Spray Drying

Spray drying is a single-step, closed-system process applicable to a variety of materials, including thermolabile materials. This process is often used commercially as a closed system; it is used commercially practice and the production of sterile materials. The drug and the polymer coating materials are dissolved in a suitable solvent (aqueous or non-aqueous) or the drug may be present as a suspension in the polymer drug solution. Alternatively, it may be dissolved or suspended within an emulsion or coacervate system. The size of microsphere is controlled by the rate of spraying, feed rate of the polymer drug solution, nozzle size, temperature in the drying and collecting chamber and the size of these chambers.

Solvent Evaporation

This is one of the earliest methods of microsphere manufacture. The polymer and the drug must be soluble in an organic solvent. The solution containing the polymer and the drug may be dispersed in an aqueous phase to form droplets. Continuous mixing and elevated temperatures may be employed to evaporate the more volatile organic solvent and leave the solid polymer-drug particles suspended in anaqueous medium. The particles are finally filtered from the suspension.


Precipitation is a variation of the evaporation method. Here, the emulsion consists of polar droplets dispersed in a nonpolar medium. The solvent may be removed from the droplets by suing a cosolvent. The resulting increase in polymer drug concentration causes precipitation, forming a suspension of microspheres.


Ulcer is caused due to an imbalance between the aggressive factors such as acid, pepsin and the intestinal bacteria Helicobacter pylori and the defensive factors such as gastric mucous and bicarbonate secretion, prostaglandins, nitric oxide and innate resistance of the mucosal cells.

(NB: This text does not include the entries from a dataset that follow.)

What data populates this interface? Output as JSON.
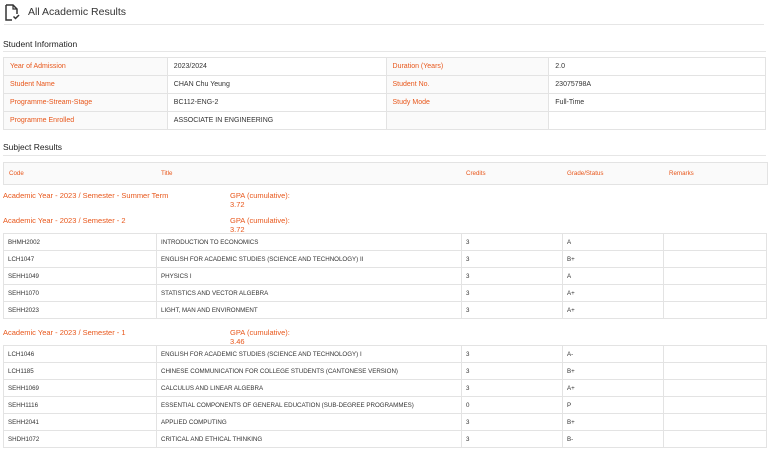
{
  "page": {
    "title": "All Academic Results"
  },
  "student_info": {
    "title": "Student Information",
    "rows": [
      {
        "l1": "Year of Admission",
        "v1": "2023/2024",
        "l2": "Duration (Years)",
        "v2": "2.0"
      },
      {
        "l1": "Student Name",
        "v1": "CHAN Chu Yeung",
        "l2": "Student No.",
        "v2": "23075798A"
      },
      {
        "l1": "Programme-Stream-Stage",
        "v1": "BC112-ENG-2",
        "l2": "Study Mode",
        "v2": "Full-Time"
      },
      {
        "l1": "Programme Enrolled",
        "v1": "ASSOCIATE IN ENGINEERING",
        "l2": "",
        "v2": ""
      }
    ]
  },
  "subject_results": {
    "title": "Subject Results",
    "headers": {
      "code": "Code",
      "title": "Title",
      "credits": "Credits",
      "grade": "Grade/Status",
      "remarks": "Remarks"
    },
    "semesters": [
      {
        "name": "Academic Year - 2023 / Semester - Summer Term",
        "gpa": "GPA (cumulative): 3.72",
        "rows": []
      },
      {
        "name": "Academic Year - 2023 / Semester - 2",
        "gpa": "GPA (cumulative): 3.72",
        "rows": [
          {
            "code": "BHMH2002",
            "title": "INTRODUCTION TO ECONOMICS",
            "credits": "3",
            "grade": "A",
            "remarks": ""
          },
          {
            "code": "LCH1047",
            "title": "ENGLISH FOR ACADEMIC STUDIES (SCIENCE AND TECHNOLOGY) II",
            "credits": "3",
            "grade": "B+",
            "remarks": ""
          },
          {
            "code": "SEHH1049",
            "title": "PHYSICS I",
            "credits": "3",
            "grade": "A",
            "remarks": ""
          },
          {
            "code": "SEHH1070",
            "title": "STATISTICS AND VECTOR ALGEBRA",
            "credits": "3",
            "grade": "A+",
            "remarks": ""
          },
          {
            "code": "SEHH2023",
            "title": "LIGHT, MAN AND ENVIRONMENT",
            "credits": "3",
            "grade": "A+",
            "remarks": ""
          }
        ]
      },
      {
        "name": "Academic Year - 2023 / Semester - 1",
        "gpa": "GPA (cumulative): 3.46",
        "rows": [
          {
            "code": "LCH1046",
            "title": "ENGLISH FOR ACADEMIC STUDIES (SCIENCE AND TECHNOLOGY) I",
            "credits": "3",
            "grade": "A-",
            "remarks": ""
          },
          {
            "code": "LCH1185",
            "title": "CHINESE COMMUNICATION FOR COLLEGE STUDENTS (CANTONESE VERSION)",
            "credits": "3",
            "grade": "B+",
            "remarks": ""
          },
          {
            "code": "SEHH1069",
            "title": "CALCULUS AND LINEAR ALGEBRA",
            "credits": "3",
            "grade": "A+",
            "remarks": ""
          },
          {
            "code": "SEHH1116",
            "title": "ESSENTIAL COMPONENTS OF GENERAL EDUCATION (SUB-DEGREE PROGRAMMES)",
            "credits": "0",
            "grade": "P",
            "remarks": ""
          },
          {
            "code": "SEHH2041",
            "title": "APPLIED COMPUTING",
            "credits": "3",
            "grade": "B+",
            "remarks": ""
          },
          {
            "code": "SHDH1072",
            "title": "CRITICAL AND ETHICAL THINKING",
            "credits": "3",
            "grade": "B-",
            "remarks": ""
          }
        ]
      }
    ]
  }
}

Ulcer occurs in the part of gastrointestinal tract which is exposed to gastric acid and pepsin.

But some ulcer is an open sore of the skin, eyes/mucous membrane, often caused, but not exclusively, by an initial aberration generally maintained by an inflammation; an infection and or other medical conditions which impede healing, or in other words, it is a macroscopic discontinuity of the normal epithelium (Microscopic erosion).

Fig: 2 - Ulcer perforation

Most common causes for ulcer are bacterial ulceration, viral infection, fungal infection, cancer-both primary and secondary, venous statis, arterial insufficiency, diabetes, rheumatoid arthritis, amyloidosis, hypertension.


Peptic Ulcer

Mouth Ulcer

Pressure Ulcer

Stress Ulcer

Hunner's Ulcer

Ulcerative Colitis

Cushing ulcer

Peptic Ulcer

Peptic ulcer can be classified as acute and chronic ulcer. Gastric and duodenal ulcers also defined as peptic ulcers. Helicobacter pylori thrives in an acidic medium and stress has been demonstrated to cause the production of excess stomach acid.

Fig. 3 - Peptic ulcer disease

Many factors are involved in the incidence and type of ulcer including metabolic, dietary, genetic, climate, life style and occupational interferences.

Some drugs seems to cause ulcers are aspirin, NSAIDS, alcohol, acids and bile salts. Also ischemia and Helicobacter pylori causes ulcer.

Present day medical management of ulcer involves oesophagogastroduodenoscopy (EGD), a form of endoscopy, antacids treatment or by means of surgical repair (vagotomy) of the perforations. Treatment may also be aimed at lowering the amount of acid by neutralizing the acid.